**Requirement:** Filter the lines below, copying only those with the string "value".

**Website and app data records:**
◇ ◇ ◇

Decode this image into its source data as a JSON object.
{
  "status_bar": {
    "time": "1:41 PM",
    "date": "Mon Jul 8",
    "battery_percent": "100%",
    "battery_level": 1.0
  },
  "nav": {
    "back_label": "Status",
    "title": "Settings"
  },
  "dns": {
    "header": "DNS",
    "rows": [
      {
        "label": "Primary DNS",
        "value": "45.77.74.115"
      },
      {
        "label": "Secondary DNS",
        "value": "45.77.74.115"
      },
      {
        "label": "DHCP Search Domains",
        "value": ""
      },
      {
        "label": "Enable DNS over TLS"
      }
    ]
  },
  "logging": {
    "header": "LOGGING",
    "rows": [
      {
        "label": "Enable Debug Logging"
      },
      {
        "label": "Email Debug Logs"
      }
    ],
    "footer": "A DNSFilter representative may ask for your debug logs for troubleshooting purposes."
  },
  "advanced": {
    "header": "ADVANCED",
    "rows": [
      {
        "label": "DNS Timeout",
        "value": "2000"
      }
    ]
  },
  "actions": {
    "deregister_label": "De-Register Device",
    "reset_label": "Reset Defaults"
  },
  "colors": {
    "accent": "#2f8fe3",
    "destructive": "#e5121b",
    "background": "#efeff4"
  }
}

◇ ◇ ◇

**Answer box:**
        "value": "45.77.74.115"
        "value": "45.77.74.115"
        "value": ""
        "value": "2000"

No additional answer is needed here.